Sonnenblick has a knack for injecting humor in discussions about life. Readers enjoy a great story that will start them thinking. Let me know what you think of these books.
Ed Goldberg
Teen Services Librarian

Books to Begin the Year With – #1

Here are some books to begin the year with by E. Lockhart:
by e. lockhart
Dramarama-for all of you theater folks (and non-theater folks). Demi, aka Douglas Howard, is black, gay and theatrical. He lives ‘under’ the radar at school so he won’t be picked on. Sadye, Sarah Paulson, is a dancer. She knows every song from every Broadway show. Outcasts, both, they become inseparable once they meet at auditions for the Wildewood Academy for the Performing Arts Summer Theater Institute. They get accepted and attend together, ready to conquer the theatrical world. Demi has star power, but Sadye finds the going rough. Dramarama portrays the world of performing arts camps vividly, the applause and the heartbreak, the fun and torture of continuous rehearsals. This is a must for anyone who has been to theater camp, joined school theatrical productions or just loves theater.

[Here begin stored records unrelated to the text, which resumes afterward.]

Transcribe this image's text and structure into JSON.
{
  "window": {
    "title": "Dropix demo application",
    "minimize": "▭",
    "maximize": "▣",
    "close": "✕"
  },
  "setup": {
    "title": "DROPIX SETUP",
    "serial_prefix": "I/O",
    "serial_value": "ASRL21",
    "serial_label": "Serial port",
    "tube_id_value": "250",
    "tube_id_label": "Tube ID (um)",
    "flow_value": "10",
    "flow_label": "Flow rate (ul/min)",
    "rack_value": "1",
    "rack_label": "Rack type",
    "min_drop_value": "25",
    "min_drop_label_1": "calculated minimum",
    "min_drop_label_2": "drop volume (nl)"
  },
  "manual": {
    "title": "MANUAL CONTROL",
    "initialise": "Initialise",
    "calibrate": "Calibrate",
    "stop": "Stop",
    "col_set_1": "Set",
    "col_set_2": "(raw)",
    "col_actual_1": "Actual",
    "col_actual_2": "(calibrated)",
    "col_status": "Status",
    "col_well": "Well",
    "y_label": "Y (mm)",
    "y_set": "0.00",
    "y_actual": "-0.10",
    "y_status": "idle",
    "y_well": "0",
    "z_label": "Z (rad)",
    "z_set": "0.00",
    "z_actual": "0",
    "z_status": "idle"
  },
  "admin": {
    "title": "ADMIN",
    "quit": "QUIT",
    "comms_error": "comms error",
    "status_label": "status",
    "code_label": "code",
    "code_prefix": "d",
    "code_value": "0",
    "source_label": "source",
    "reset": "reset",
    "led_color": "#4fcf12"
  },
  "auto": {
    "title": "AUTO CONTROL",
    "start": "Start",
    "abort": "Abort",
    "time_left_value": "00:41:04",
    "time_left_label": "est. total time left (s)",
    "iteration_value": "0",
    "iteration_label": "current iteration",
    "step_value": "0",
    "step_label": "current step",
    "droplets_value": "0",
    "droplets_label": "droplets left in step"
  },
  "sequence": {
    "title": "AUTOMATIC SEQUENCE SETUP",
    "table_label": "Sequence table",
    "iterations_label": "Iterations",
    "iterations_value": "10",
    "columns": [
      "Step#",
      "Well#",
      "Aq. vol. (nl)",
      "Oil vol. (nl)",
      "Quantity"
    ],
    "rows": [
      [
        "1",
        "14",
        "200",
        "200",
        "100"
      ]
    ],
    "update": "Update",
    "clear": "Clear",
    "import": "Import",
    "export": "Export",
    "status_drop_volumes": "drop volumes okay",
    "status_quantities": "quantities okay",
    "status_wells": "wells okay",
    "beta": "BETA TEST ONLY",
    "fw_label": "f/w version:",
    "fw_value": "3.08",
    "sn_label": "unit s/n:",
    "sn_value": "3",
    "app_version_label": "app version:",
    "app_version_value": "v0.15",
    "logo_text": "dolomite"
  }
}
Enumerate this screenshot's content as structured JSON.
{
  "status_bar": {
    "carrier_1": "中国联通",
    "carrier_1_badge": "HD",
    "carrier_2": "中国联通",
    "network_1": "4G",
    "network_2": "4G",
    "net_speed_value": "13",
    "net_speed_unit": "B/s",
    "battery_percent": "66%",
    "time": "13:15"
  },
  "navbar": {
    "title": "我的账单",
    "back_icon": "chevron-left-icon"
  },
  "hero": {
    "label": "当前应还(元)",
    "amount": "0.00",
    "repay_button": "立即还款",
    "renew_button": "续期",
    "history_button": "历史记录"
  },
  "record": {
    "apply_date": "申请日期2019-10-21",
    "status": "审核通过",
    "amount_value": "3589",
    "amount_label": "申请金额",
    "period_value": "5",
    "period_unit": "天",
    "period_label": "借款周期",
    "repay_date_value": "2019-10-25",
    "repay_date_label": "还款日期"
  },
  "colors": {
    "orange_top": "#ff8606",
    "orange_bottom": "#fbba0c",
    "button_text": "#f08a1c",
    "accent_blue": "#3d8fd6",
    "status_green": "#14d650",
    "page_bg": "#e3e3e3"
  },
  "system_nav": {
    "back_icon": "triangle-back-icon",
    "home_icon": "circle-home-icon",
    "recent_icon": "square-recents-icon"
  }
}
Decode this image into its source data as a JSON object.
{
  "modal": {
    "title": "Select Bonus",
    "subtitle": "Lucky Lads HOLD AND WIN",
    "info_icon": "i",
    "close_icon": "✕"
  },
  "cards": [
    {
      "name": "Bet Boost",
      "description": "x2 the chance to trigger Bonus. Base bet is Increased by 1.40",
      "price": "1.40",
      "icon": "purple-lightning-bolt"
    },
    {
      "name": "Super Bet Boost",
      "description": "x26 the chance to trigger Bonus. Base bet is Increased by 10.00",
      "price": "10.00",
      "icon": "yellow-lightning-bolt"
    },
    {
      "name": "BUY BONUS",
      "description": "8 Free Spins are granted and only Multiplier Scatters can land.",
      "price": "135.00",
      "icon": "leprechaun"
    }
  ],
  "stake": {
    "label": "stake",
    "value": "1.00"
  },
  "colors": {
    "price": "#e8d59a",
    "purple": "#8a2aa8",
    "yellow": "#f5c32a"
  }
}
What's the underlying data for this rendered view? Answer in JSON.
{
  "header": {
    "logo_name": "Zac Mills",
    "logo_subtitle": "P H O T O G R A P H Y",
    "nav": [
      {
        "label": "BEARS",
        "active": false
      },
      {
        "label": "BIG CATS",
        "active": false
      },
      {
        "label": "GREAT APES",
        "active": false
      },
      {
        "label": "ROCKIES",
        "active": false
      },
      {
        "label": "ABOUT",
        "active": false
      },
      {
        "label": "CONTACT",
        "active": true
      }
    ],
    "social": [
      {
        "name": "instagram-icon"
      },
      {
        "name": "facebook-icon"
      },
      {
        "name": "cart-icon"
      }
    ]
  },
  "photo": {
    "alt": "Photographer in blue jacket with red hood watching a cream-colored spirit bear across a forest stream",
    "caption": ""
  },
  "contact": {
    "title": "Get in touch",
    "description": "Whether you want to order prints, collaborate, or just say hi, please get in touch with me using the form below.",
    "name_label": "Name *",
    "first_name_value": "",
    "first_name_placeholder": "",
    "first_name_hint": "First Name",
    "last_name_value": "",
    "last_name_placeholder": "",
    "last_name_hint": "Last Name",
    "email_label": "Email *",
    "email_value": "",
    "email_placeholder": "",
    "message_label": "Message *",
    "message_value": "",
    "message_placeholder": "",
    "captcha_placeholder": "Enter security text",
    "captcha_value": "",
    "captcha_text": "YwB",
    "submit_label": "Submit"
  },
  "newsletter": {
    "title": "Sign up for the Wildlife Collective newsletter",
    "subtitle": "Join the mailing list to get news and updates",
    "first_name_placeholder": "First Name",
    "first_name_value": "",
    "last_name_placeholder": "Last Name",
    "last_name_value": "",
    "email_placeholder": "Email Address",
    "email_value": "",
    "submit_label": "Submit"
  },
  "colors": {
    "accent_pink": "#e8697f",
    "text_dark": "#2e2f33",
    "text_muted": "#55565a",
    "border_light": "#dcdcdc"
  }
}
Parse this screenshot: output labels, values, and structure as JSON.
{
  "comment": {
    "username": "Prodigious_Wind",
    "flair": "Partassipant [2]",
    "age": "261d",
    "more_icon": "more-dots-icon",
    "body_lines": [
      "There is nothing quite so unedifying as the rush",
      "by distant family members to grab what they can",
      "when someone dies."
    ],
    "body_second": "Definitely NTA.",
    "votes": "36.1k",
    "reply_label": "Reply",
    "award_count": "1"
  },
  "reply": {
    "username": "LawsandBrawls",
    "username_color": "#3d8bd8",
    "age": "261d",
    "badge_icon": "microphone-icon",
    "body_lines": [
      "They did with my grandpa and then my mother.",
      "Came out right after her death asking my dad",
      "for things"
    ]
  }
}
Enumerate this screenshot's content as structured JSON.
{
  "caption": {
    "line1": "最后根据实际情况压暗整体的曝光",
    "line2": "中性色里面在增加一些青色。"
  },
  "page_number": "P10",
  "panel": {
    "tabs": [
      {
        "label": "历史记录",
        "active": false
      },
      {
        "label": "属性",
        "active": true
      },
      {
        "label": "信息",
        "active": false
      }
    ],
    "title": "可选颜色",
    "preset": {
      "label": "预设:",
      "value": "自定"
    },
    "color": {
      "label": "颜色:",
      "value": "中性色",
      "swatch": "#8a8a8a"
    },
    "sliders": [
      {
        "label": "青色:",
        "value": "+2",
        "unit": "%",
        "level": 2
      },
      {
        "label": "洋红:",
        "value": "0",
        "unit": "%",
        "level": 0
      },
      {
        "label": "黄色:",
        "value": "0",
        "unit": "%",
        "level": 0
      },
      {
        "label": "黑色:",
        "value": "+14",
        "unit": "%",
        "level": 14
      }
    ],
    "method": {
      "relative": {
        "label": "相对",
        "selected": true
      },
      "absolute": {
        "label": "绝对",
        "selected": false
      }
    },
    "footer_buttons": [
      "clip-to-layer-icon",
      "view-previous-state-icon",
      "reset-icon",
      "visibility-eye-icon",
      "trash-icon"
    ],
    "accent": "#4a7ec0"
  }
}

Fly On the Wall-At the Manhattan School for Art and Music, where everyone is “different” and everyone is “special,” Gretchen Yee feels ordinary. She’s the kind of girl who sits alone at lunch, drawing pictures of Spider-Man, so she won’t have to talk to anyone; who has a crush on Titus but won’t do anything about it; who has no one to hang out with when her best (and only real) friend Katya is busy. One day, Gretchen wishes that she could be a fly on the wall in the boys’ locker room–just to learn more about guys. What are they really like? What do they really talk about? Are they really cretins most of the time? See what happens when she gets her wish.
The Boyfriend List-Siegfried makes a believable 15-year-old narrator as she slips into the role of Ruby Oliver, a spirited girl struggling with identity and self-esteem after suffering the kind of social crisis that sets high schoolers reeling. Ruby’s boyfriend of six months, Jackson, has dumped her in favor of her best friend, Kim. Ruby’s resulting panic attacks land her in the office of a shrink, Dr. Z, and part of her therapy involves writing a complete list of the boys with whom she’s ever had a crush, kiss, relationship or “little any-kind-of-anything.”
I think E. Lockhart is an author who understands teens and how they think, act and feel. I hope you enjoy these books.
Ed Goldberg
Teen Services Librarian